its manager and for performing such additional due diligence as you may
deem appropriate, including consulting your own legal, tax and
compliance advisers.
To the extent any of this presentation’s Information contains information
obtained from third parties, (a) the Albourne Group makes no
representations or warranties, express or implied, as to the accuracy or
completeness of information in this presentation; and (b) the Albourne
Group and all third party contributors disclaim all liability for any loss or
damage, which may arise directly or indirectly from any use of or reliance
upon any such data, forecasts or opinions or the Information generally.
This document has been supplied free of charge and shall not form part of
the services provided under any service agreement you may have with any
relevant Albourne Group Company.
Potential conflict of interest: Each Albourne Group Company advises
clients that are affiliates with or are connected with the management
company of hedge funds or private equity funds that are the subject of its
research reports, which may create an incentive for the Company to
favour the management company in its reports. The Albourne Group will
take reasonable steps to manage any potential conflict of interest but
regards it as in the best interest of all of its clients that it should not be
restricted in relation to the Funds taken into review as a result of any
potential conflict of interest. In appropriate cases, the relevant Albourne
Group Company will decline to act for one or more potential or existing
clients.

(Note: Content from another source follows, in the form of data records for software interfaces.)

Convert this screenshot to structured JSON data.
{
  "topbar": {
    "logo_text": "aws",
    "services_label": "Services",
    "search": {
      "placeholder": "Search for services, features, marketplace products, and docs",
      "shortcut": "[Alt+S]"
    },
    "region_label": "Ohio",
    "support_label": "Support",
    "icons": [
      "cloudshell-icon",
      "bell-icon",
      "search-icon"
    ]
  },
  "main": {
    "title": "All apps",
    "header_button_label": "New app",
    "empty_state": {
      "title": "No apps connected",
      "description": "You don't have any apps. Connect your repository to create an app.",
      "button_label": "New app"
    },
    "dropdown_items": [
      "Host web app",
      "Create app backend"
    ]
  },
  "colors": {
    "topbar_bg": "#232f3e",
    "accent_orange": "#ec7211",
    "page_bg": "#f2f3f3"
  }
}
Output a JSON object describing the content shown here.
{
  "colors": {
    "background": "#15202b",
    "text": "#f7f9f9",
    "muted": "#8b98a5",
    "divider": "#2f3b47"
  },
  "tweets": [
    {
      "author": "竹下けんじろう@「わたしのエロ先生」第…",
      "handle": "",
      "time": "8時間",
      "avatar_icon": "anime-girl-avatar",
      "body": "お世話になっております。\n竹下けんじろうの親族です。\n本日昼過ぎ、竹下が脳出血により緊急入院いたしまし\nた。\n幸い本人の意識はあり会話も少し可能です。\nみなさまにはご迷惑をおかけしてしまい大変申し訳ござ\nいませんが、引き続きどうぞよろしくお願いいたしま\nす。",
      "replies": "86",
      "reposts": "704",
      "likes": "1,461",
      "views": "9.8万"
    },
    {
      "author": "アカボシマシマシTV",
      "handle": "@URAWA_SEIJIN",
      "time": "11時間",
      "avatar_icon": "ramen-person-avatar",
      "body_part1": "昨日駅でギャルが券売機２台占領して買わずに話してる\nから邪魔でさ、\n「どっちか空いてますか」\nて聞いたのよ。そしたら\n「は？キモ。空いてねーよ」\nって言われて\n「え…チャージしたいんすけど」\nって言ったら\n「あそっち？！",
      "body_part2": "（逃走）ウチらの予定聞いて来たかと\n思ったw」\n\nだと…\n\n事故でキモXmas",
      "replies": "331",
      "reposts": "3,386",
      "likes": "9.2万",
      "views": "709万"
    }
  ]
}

No part of the Information in this presentation is intended as an offer to
sell or a solicitation to buy an security or as a recommendation of any
firm, Fund or security. You should be aware that any offer to sell, or
solicitation to buy, interests in any such Funds may be unlawful in
certain states or jurisdictions.
There can be no assurance or guarantee that the Albourne Group’s
performance record or any Albourne Group Company’s performance
record will be achievable in future. There is no assurance that any
client of an Albourne Group Company will necessarily achieve their
investment objective or that such client will make any profit, or will be
able to avoid incurring losses. Funds are speculative, involve a high
degree of risk, and are illiquid: you could lose all or a substantial
amount of any investment you make in such Funds. Furthermore, such
Funds are not subject to all the same regulatory requirements as are
mutual funds; may involve complex tax structures and delays in the
distribution of important tax information; often charge higher fees than
mutual funds and such fees may offset the Funds’ trading profits; may
have a limited operating history; may be highly volatile, and there may
not be a secondary market for interests in such Funds. There may be
restrictions on redemptions and transfer of interests in such Funds,
and such interests may otherwise be illiquid. Such Funds may also be
highly leveraged and may have a fund manager with total investment
and/or trading authority over the Fund. It should also be noted that in
the case of hedge funds, there may be a single adviser applying
generally similar trading programs with the potential for a lack of
diversification and concomitantly higher risk; hedge funds may also
effect a substantial portion of trades on foreign exchanges, which have
higher trading costs. On the other hand, private equity funds may have
a limited number of holdings and concomitantly higher risk.